In order to ensure the conservation of the artifacts, Yale advises UNSAAC on maintenance techniques.  The collection from Machu Picchu consists of human remains of 177 people, ceramics, and metal objects among others.  According to El Comercio.pe, as of November 2012, over 70,000 people visited the collection, including Mick Jagger. 



The Repatriation debate:
I discussed the different categories of arguments against repatriation in my thesis below is an excerpt:

Karen J. Warren (1989) breaks down the arguments against repatriation into six categories: rescue, legal claim, world cultural heritage, critiques of import/export restrictions, cultural access and knowledge, and international conventions. The first category argues that many antiquities would have been destroyed if those who had the ability to preserve the antiquity (collectors and museums) did not remove them from their country of origin. Those who rescued the antiquity have rightful ethical claim to the antiquity. The rescue argument does not take into account antiquities taken from relatively stable countries, as well as the possibility that objects in museums can be harmed by flooding or other agents of deterioration. Those who argue the rescue argument believe that source nations do not have the resources to protect cultural property.

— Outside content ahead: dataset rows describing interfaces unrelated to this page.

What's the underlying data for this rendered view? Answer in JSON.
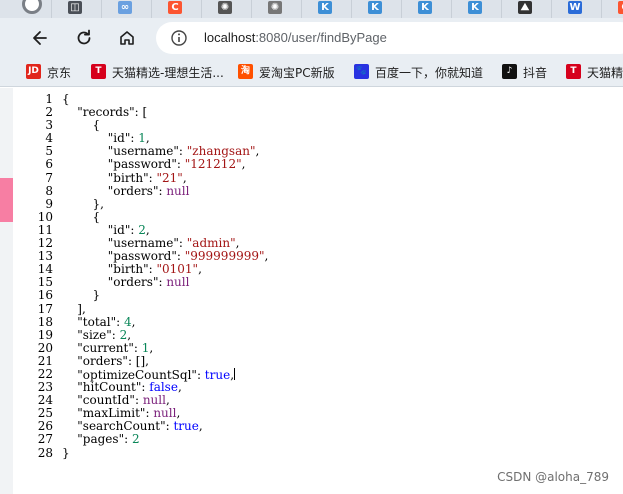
{
  "browser": {
    "tabs": [
      {
        "icon": "avatar-icon",
        "color": "#7a7f86",
        "glyph": ""
      },
      {
        "icon": "book-icon",
        "color": "#4a4f57",
        "glyph": "◫"
      },
      {
        "icon": "link-icon",
        "color": "#6aa0e0",
        "glyph": "∞"
      },
      {
        "icon": "csdn-icon",
        "color": "#fc5531",
        "glyph": "C"
      },
      {
        "icon": "chatgpt-icon",
        "color": "#555555",
        "glyph": "✺"
      },
      {
        "icon": "chatgpt-icon",
        "color": "#777777",
        "glyph": "✺"
      },
      {
        "icon": "k-icon",
        "color": "#3d8fd6",
        "glyph": "K"
      },
      {
        "icon": "k-icon",
        "color": "#3d8fd6",
        "glyph": "K"
      },
      {
        "icon": "k-icon",
        "color": "#3d8fd6",
        "glyph": "K"
      },
      {
        "icon": "k-icon",
        "color": "#3d8fd6",
        "glyph": "K"
      },
      {
        "icon": "image-icon",
        "color": "#333333",
        "glyph": "⛰"
      },
      {
        "icon": "word-icon",
        "color": "#2b6cd8",
        "glyph": "W"
      },
      {
        "icon": "csdn-icon",
        "color": "#fc5531",
        "glyph": "C"
      }
    ],
    "url_host": "localhost",
    "url_rest": ":8080/user/findByPage",
    "bookmarks": [
      {
        "label": "京东",
        "icon": "jd-icon",
        "color": "#e1251b",
        "glyph": "JD"
      },
      {
        "label": "天猫精选-理想生活...",
        "icon": "tmall-icon",
        "color": "#d6001c",
        "glyph": "T"
      },
      {
        "label": "爱淘宝PC新版",
        "icon": "taobao-icon",
        "color": "#ff5000",
        "glyph": "淘"
      },
      {
        "label": "百度一下，你就知道",
        "icon": "baidu-icon",
        "color": "#2932e1",
        "glyph": "🐾"
      },
      {
        "label": "抖音",
        "icon": "douyin-icon",
        "color": "#111111",
        "glyph": "♪"
      },
      {
        "label": "天猫精",
        "icon": "tmall-icon",
        "color": "#d6001c",
        "glyph": "T"
      }
    ]
  },
  "code_lines": [
    [
      {
        "t": "{",
        "c": "p"
      }
    ],
    [
      {
        "t": "    ",
        "c": "p"
      },
      {
        "t": "\"records\"",
        "c": "key"
      },
      {
        "t": ": [",
        "c": "p"
      }
    ],
    [
      {
        "t": "        {",
        "c": "p"
      }
    ],
    [
      {
        "t": "            ",
        "c": "p"
      },
      {
        "t": "\"id\"",
        "c": "key"
      },
      {
        "t": ": ",
        "c": "p"
      },
      {
        "t": "1",
        "c": "num"
      },
      {
        "t": ",",
        "c": "p"
      }
    ],
    [
      {
        "t": "            ",
        "c": "p"
      },
      {
        "t": "\"username\"",
        "c": "key"
      },
      {
        "t": ": ",
        "c": "p"
      },
      {
        "t": "\"zhangsan\"",
        "c": "str"
      },
      {
        "t": ",",
        "c": "p"
      }
    ],
    [
      {
        "t": "            ",
        "c": "p"
      },
      {
        "t": "\"password\"",
        "c": "key"
      },
      {
        "t": ": ",
        "c": "p"
      },
      {
        "t": "\"121212\"",
        "c": "str"
      },
      {
        "t": ",",
        "c": "p"
      }
    ],
    [
      {
        "t": "            ",
        "c": "p"
      },
      {
        "t": "\"birth\"",
        "c": "key"
      },
      {
        "t": ": ",
        "c": "p"
      },
      {
        "t": "\"21\"",
        "c": "str"
      },
      {
        "t": ",",
        "c": "p"
      }
    ],
    [
      {
        "t": "            ",
        "c": "p"
      },
      {
        "t": "\"orders\"",
        "c": "key"
      },
      {
        "t": ": ",
        "c": "p"
      },
      {
        "t": "null",
        "c": "null"
      }
    ],
    [
      {
        "t": "        },",
        "c": "p"
      }
    ],
    [
      {
        "t": "        {",
        "c": "p"
      }
    ],
    [
      {
        "t": "            ",
        "c": "p"
      },
      {
        "t": "\"id\"",
        "c": "key"
      },
      {
        "t": ": ",
        "c": "p"
      },
      {
        "t": "2",
        "c": "num"
      },
      {
        "t": ",",
        "c": "p"
      }
    ],
    [
      {
        "t": "            ",
        "c": "p"
      },
      {
        "t": "\"username\"",
        "c": "key"
      },
      {
        "t": ": ",
        "c": "p"
      },
      {
        "t": "\"admin\"",
        "c": "str"
      },
      {
        "t": ",",
        "c": "p"
      }
    ],
    [
      {
        "t": "            ",
        "c": "p"
      },
      {
        "t": "\"password\"",
        "c": "key"
      },
      {
        "t": ": ",
        "c": "p"
      },
      {
        "t": "\"999999999\"",
        "c": "str"
      },
      {
        "t": ",",
        "c": "p"
      }
    ],
    [
      {
        "t": "            ",
        "c": "p"
      },
      {
        "t": "\"birth\"",
        "c": "key"
      },
      {
        "t": ": ",
        "c": "p"
      },
      {
        "t": "\"0101\"",
        "c": "str"
      },
      {
        "t": ",",
        "c": "p"
      }
    ],
    [
      {
        "t": "            ",
        "c": "p"
      },
      {
        "t": "\"orders\"",
        "c": "key"
      },
      {
        "t": ": ",
        "c": "p"
      },
      {
        "t": "null",
        "c": "null"
      }
    ],
    [
      {
        "t": "        }",
        "c": "p"
      }
    ],
    [
      {
        "t": "    ],",
        "c": "p"
      }
    ],
    [
      {
        "t": "    ",
        "c": "p"
      },
      {
        "t": "\"total\"",
        "c": "key"
      },
      {
        "t": ": ",
        "c": "p"
      },
      {
        "t": "4",
        "c": "num"
      },
      {
        "t": ",",
        "c": "p"
      }
    ],
    [
      {
        "t": "    ",
        "c": "p"
      },
      {
        "t": "\"size\"",
        "c": "key"
      },
      {
        "t": ": ",
        "c": "p"
      },
      {
        "t": "2",
        "c": "num"
      },
      {
        "t": ",",
        "c": "p"
      }
    ],
    [
      {
        "t": "    ",
        "c": "p"
      },
      {
        "t": "\"current\"",
        "c": "key"
      },
      {
        "t": ": ",
        "c": "p"
      },
      {
        "t": "1",
        "c": "num"
      },
      {
        "t": ",",
        "c": "p"
      }
    ],
    [
      {
        "t": "    ",
        "c": "p"
      },
      {
        "t": "\"orders\"",
        "c": "key"
      },
      {
        "t": ": [],",
        "c": "p"
      }
    ],
    [
      {
        "t": "    ",
        "c": "p"
      },
      {
        "t": "\"optimizeCountSql\"",
        "c": "key"
      },
      {
        "t": ": ",
        "c": "p"
      },
      {
        "t": "true",
        "c": "lit"
      },
      {
        "t": ",",
        "c": "p"
      },
      {
        "t": "",
        "c": "caret"
      }
    ],
    [
      {
        "t": "    ",
        "c": "p"
      },
      {
        "t": "\"hitCount\"",
        "c": "key"
      },
      {
        "t": ": ",
        "c": "p"
      },
      {
        "t": "false",
        "c": "lit"
      },
      {
        "t": ",",
        "c": "p"
      }
    ],
    [
      {
        "t": "    ",
        "c": "p"
      },
      {
        "t": "\"countId\"",
        "c": "key"
      },
      {
        "t": ": ",
        "c": "p"
      },
      {
        "t": "null",
        "c": "null"
      },
      {
        "t": ",",
        "c": "p"
      }
    ],
    [
      {
        "t": "    ",
        "c": "p"
      },
      {
        "t": "\"maxLimit\"",
        "c": "key"
      },
      {
        "t": ": ",
        "c": "p"
      },
      {
        "t": "null",
        "c": "null"
      },
      {
        "t": ",",
        "c": "p"
      }
    ],
    [
      {
        "t": "    ",
        "c": "p"
      },
      {
        "t": "\"searchCount\"",
        "c": "key"
      },
      {
        "t": ": ",
        "c": "p"
      },
      {
        "t": "true",
        "c": "lit"
      },
      {
        "t": ",",
        "c": "p"
      }
    ],
    [
      {
        "t": "    ",
        "c": "p"
      },
      {
        "t": "\"pages\"",
        "c": "key"
      },
      {
        "t": ": ",
        "c": "p"
      },
      {
        "t": "2",
        "c": "num"
      }
    ],
    [
      {
        "t": "}",
        "c": "p"
      }
    ]
  ],
  "watermark": "CSDN @aloha_789",
  "colors": {
    "string": "#a31515",
    "number": "#098658",
    "literal": "#0000ff",
    "null": "#7a1f7a",
    "accent_pink": "#f77ea3"
  }
}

An example of the rescue argument is the belief Lord Elgin saved the Parthenon Marbles from further destruction that they suffered from centuries the of wars and occupation of Greece (Greenfield 1996).

The second category is that the foreign governments legally removed the cultural property and thus have legal claim. The British Museum uses this argument to justify why it should not return the Parthenon Marbles to Greece (Greenfield 1996; Kersel 2004). The third category is that because antiquity has value for all humanity, it belongs to a world culture, and as a result, no one country can own what belongs to the world, which is the goal of universal museums (Cuno 2008; MacGregor 2009). The fourth category concerns import and export restrictions, and that art acts as a cultural ambassador, and collecting promotes many important values. Artists like Jacob Epstein promoted Pre-Columbian art, which gave it more respect within a western audience.

The fifth category targets the act of returning items, arguing that repatriation restricts cultural access and cultural knowledge. The argument that repatriation will restrict cultural access assumes that less people will see the object in its source country than a large museum in the west. This argument does not take into account the large tourism market where people frequently visit foreign countries. Those argue for the return of the Parthenon marbles stress that millions visit the Parthenon they expect to view the marbles in Athens not in London (Gibbon 2005b).

The sixth category also comments on the UNESCO Convention and other restrictions, suggesting that restrictions and repatriation will only encourage the illicit trade in antiquity. Cuno (2008) argues that looting continues at an increasing rate, which means that these laws do not have an effect. He suspects that looted antiquities go on the black market to private collections in countries that do not respect restrictions, as opposed to through art galleries and museums (2008). Although I am unsure if I agree completely with Cuno, I think that restrictions provide countries with legal opportunities to pursue dealers and looters, as the case with Italy demonstrates.

If we look at the repatriation debate outlined above, the fifth category of arguments directly relates to the current state of the collection, and I pose these questions to my readers:


  • Does the agreement limit public access to the collection?
  • Would more people view the collection at Yale vs. the Museo Casa Concha?  Better worded, do less people visit the collection now that it is in Peru? 


  • Figure 5. Aryballos (Burger and Salazar 2004).
    Figure 6. Lime Spoon (Burger and Salazar 2004).
    Figure 4. Silver Tupu (Burger and Salazar 2004).

More thoughts and analysis to come, this is an ongoing project for me.


Some citations

Figure 7. Paccha Showing a Hand Grasping a Qero (Burger and Salazar 2004).
















Some citations

Burger, Richard L., and Lucy C. Salazar 2004 Catalogue. In Machu Picchu : Unveiling the Mystery of the Incas. Richard L. Burger and Lucy C. Salazar, eds. Pp. 125-218. New Haven: Yale University Press.